Opportunities for Indian companies: Given the predominance of petroleum in bilateral trade, the West African region assumes great significance, in particular, with countries around the natural resources rich Gulf of Guinea in the Atlantic Ocean. Of these, Nigeria, the leading exporter of crude petroleum is the single largest trading partner of India. It accounts for about 60% of the total trade with the region followed by Ghana, Africa’s second major gold producer, which exports gold to India. India also sources gold from South Africa and Tanzania. India’s trade deficit in the region with Nigeria is the largest while a negative trade balance also exists, for instance, with Angola and Equatorial Guinea, which export crude petroleum. Cereals and medicines are the top two items exported to West Africa and account for a third of total exports to the region. A shortfall in these two items of trade, offers opportunities for Indian companies in the agriculture and agro-processing, climate resilient agro technologies, farm and irrigation equipments, medicines, primarily affordable lifesaving generics and pharmaceutical products, that also have a market across several countries on the continent. Other sunshine sectors with a growth potential in Africa are; renewable and clean energy, oceanic resources, ICT, education and skills development, infrastructure, defence, manufacturing, power and energy, mining, health and others.
Bolstering India- Africa trade: Cognizant of the significance of Africa as a trading partner, in 2002, the Government of India (GoI) announced the Focus Africa Program to accelerate exports to countries in Sub-Saharan Africa. India has been building human resources capabilities in Africa since 1964, through the Indian Technical and Economic Cooperation (ITEC) program. In 2004, the Techno-Economic Approach for Africa–India Movement (TEAM–9) initiative connected eight resource rich West African countries in the Gulf of Guinea. At the same time, from 2005 to March 2019, the CII- Exim Bank has organised the India-Africa Project Partnership Conclaves to provide access points for appropriate technologies and link private and public sector enterprises in India with potential partners in Africa. The Conclave has also provided a platform where policy dialogues on business matters are shaped within India and Africa via B2B meetings. The three India-Africa Forum summits (IAFS) (2008, 2011 and 2015) have reinforced the economic and diplomatic engagement.

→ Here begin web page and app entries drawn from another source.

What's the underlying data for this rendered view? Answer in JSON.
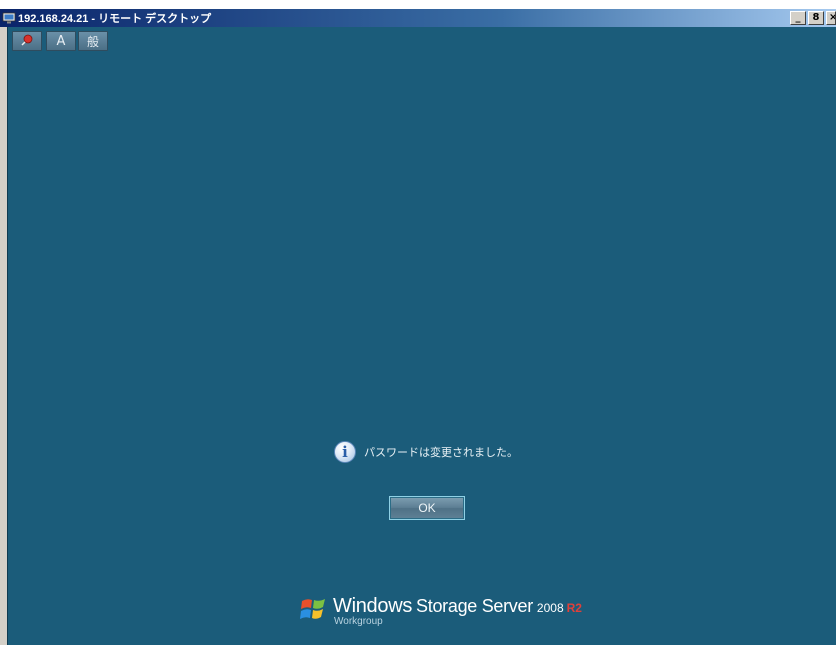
{
  "window": {
    "title": "192.168.24.21 - リモート デスクトップ",
    "controls": {
      "minimize": "_",
      "restore": "8",
      "close": "×"
    }
  },
  "toolbar": {
    "buttons": [
      {
        "icon": "pin-icon",
        "glyph": ""
      },
      {
        "icon": "input-mode-icon",
        "glyph": "A"
      },
      {
        "icon": "ime-mode-icon",
        "glyph": "般"
      }
    ]
  },
  "dialog": {
    "icon": "info-icon",
    "info_glyph": "i",
    "message": "パスワードは変更されました。",
    "ok_label": "OK"
  },
  "branding": {
    "windows": "Windows",
    "product": "Storage Server",
    "year": "2008",
    "release": "R2",
    "edition": "Workgroup"
  },
  "colors": {
    "desktop": "#1b5c7a",
    "accent_release": "#e0403a"
  }
}
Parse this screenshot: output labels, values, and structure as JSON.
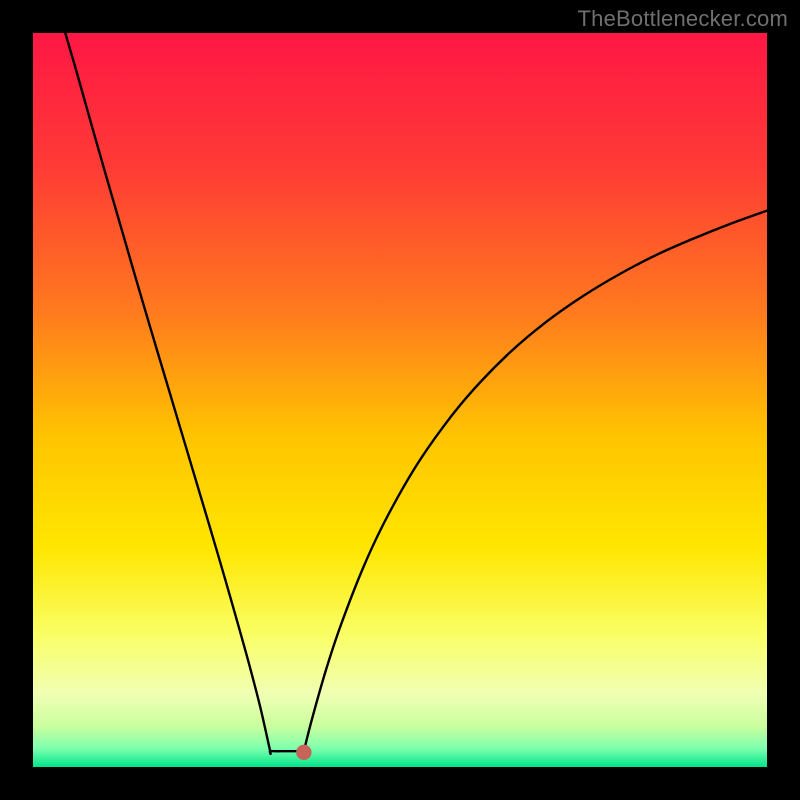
{
  "attribution": "TheBottlenecker.com",
  "colors": {
    "frame": "#000000",
    "curve": "#000000",
    "marker": "#c8635a"
  },
  "chart_data": {
    "type": "line",
    "title": "",
    "xlabel": "",
    "ylabel": "",
    "xlim": [
      0,
      100
    ],
    "ylim": [
      0,
      100
    ],
    "grid": false,
    "legend": false,
    "gradient_stops": [
      {
        "offset": 0.0,
        "color": "#ff1744"
      },
      {
        "offset": 0.18,
        "color": "#ff3a36"
      },
      {
        "offset": 0.38,
        "color": "#ff7a1e"
      },
      {
        "offset": 0.55,
        "color": "#ffc400"
      },
      {
        "offset": 0.7,
        "color": "#ffe600"
      },
      {
        "offset": 0.82,
        "color": "#faff66"
      },
      {
        "offset": 0.9,
        "color": "#f1ffb3"
      },
      {
        "offset": 0.945,
        "color": "#c9ff9e"
      },
      {
        "offset": 0.975,
        "color": "#7dffad"
      },
      {
        "offset": 1.0,
        "color": "#00e58a"
      }
    ],
    "series": [
      {
        "name": "left-branch",
        "x": [
          4.4,
          6,
          8,
          10,
          12,
          14,
          16,
          18,
          20,
          22,
          24,
          26,
          28,
          29.5,
          31,
          32.3
        ],
        "y": [
          100,
          94.5,
          87.4,
          80.4,
          73.5,
          66.6,
          59.8,
          53.1,
          46.4,
          39.7,
          33.0,
          26.2,
          19.2,
          13.8,
          8.0,
          2.2
        ]
      },
      {
        "name": "valley-floor",
        "x": [
          32.3,
          33.0,
          34.2,
          35.6,
          36.9
        ],
        "y": [
          2.2,
          2.15,
          2.15,
          2.15,
          2.15
        ]
      },
      {
        "name": "right-branch",
        "x": [
          36.9,
          38,
          40,
          42,
          45,
          48,
          52,
          56,
          60,
          65,
          70,
          75,
          80,
          85,
          90,
          95,
          100
        ],
        "y": [
          2.15,
          6.5,
          13.5,
          19.5,
          27.2,
          33.6,
          40.7,
          46.5,
          51.4,
          56.5,
          60.7,
          64.2,
          67.2,
          69.8,
          72.0,
          74.0,
          75.8
        ]
      }
    ],
    "marker": {
      "x": 36.9,
      "y": 2.0,
      "r": 1.05
    }
  }
}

The duty free tariff preference schemes (DFTP), launched at IAFS, have provided zero duty market access to the least developed countries in Africa. Lines of credits extended by the Exim Bank, at the behest of the GoI have been financing development across sectors and regions in Africa and thus bridge Africa’s infrastructure funding gap.
Challenges: There is an urgent need for accurate country databases for enabling; informed decision making, risk analysis, knowledge of regulatory frameworks in target countries in Africa. Improved infrastructure, increased access to trade finance and insurance, access to larger markets through regional integration, better phytosanitary standards, understanding of local customs and land rights, democratic regimes and good governance, ease of doing business, stable policy and liberal visa regimes are critical inputs for accelerating trade between India and Africa.

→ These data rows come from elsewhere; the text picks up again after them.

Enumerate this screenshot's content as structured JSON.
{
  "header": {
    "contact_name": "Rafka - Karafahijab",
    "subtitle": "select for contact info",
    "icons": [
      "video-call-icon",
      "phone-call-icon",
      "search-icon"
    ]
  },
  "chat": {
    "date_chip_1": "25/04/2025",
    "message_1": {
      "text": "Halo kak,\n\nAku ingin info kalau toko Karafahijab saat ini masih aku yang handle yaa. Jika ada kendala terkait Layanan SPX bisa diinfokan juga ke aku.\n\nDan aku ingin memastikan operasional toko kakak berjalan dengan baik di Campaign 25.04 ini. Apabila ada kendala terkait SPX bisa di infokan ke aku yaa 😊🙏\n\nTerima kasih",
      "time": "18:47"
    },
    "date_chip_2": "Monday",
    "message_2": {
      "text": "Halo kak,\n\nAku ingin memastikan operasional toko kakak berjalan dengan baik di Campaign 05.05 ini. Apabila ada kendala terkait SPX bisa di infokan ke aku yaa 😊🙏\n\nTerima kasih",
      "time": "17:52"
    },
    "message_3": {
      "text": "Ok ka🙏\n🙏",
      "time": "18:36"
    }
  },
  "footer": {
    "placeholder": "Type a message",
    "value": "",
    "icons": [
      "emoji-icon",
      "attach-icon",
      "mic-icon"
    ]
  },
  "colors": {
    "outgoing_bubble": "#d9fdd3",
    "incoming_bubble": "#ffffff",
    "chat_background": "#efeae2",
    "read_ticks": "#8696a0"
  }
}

Renu Modi is a Professor at the Centre for African Studies, University of Mumbai.